Cadieman
Nov 23, 2012.
The hoses do not suck flat.

I went to auto parts store to get the CO test kit, but it will take a few days to get.

In the mean time, they suggested I try to pressure test the cooling system to see if there were any system or head gasket leaks, and had a kit to loan.

I pumped the cooling system up to 17 psi.
I let it sit for 20 minutes and it dropped maybe 1/4 psi.

Will let you know what happens with CO test in a few days when I get it.

Thanks

Tiny
Srbz
Nov 26, 2012.
I got the Lisle test kit, set it up, and put in the blue fluid.

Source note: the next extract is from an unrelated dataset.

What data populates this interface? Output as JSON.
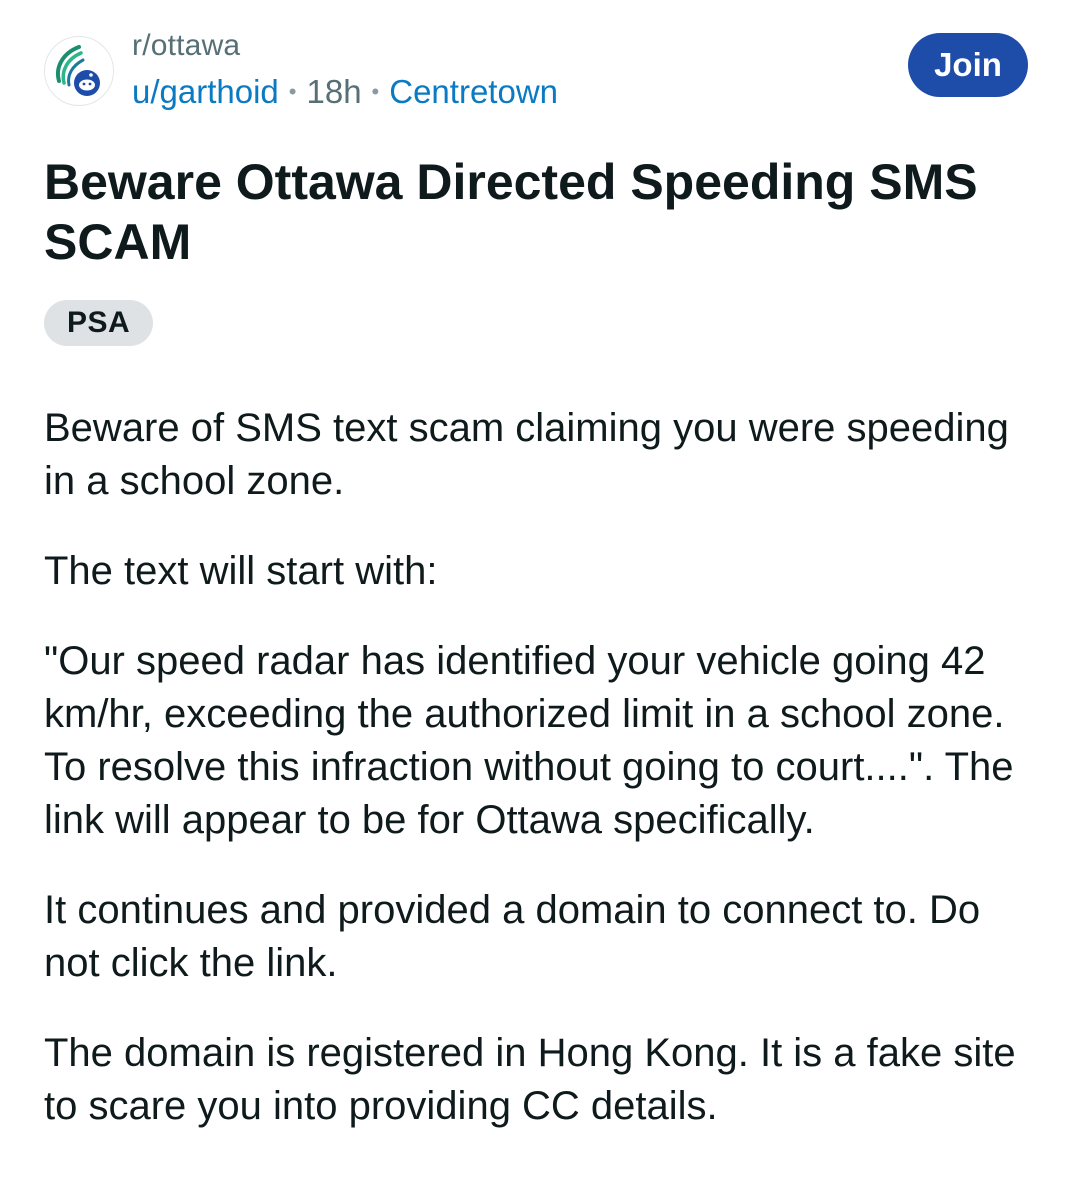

I took off radiator cap, let the engine warm up.

Up put tester in, used my vacuum pump to draw radiator air into test fluid.

The instructions said let it bubble for 2 minutes.
I did it for 10.

The fluid remained blue.

I left the tester in after I shut off the engine so residual gases could bubble up, and the fluid remained blue.

Any ideas of what to check?

Thank you

Tiny
Srbz
Dec 2, 2012.
What color would it be if ok?

Cadieman
Dec 2, 2012.
The exhaust gas test fluid is blue to start.

If Carbon monoxide (CO) is present from a head gasket leak, the fluid turns yellow, or maybe green depending on concentration.

I got the Lisle test kit, set it up, and put in the blue fluid.

I took off radiator cap, let the engine warm up.

Up put tester in, used my vacuum pump to draw radiator air into test fluid.

The instructions said let it bubble for 2 minutes.
I did it for 10.

The fluid remained blue.

I left the tester in after I shut off the engine so residual gases could bubble up, and the fluid remained blue.

Any ideas of what to check?

Thank you

Tiny
Srbz
Dec 2, 2012.
I think the problem is solved.

Decided to go back to the simple stuff.

Took out thermostat and put on stove to test.

It didn't open at any temperature, but it had developed cracks all around the housing that let just a little flow through, which is probably why I saw a flow in the radiator.

Put in new T-stat, took on short test ride and it was improved - no overheating.

Also, infrared temp test of temp sender area was 180º instead of 220.
The radiator was pretty much uniformly hot, instead of hot at top and cool at bottom as it was previously.

Will see what happens on longer rides.

Thanks for ideas.
AD

Tiny
Srbz
Dec 2, 2012.

AD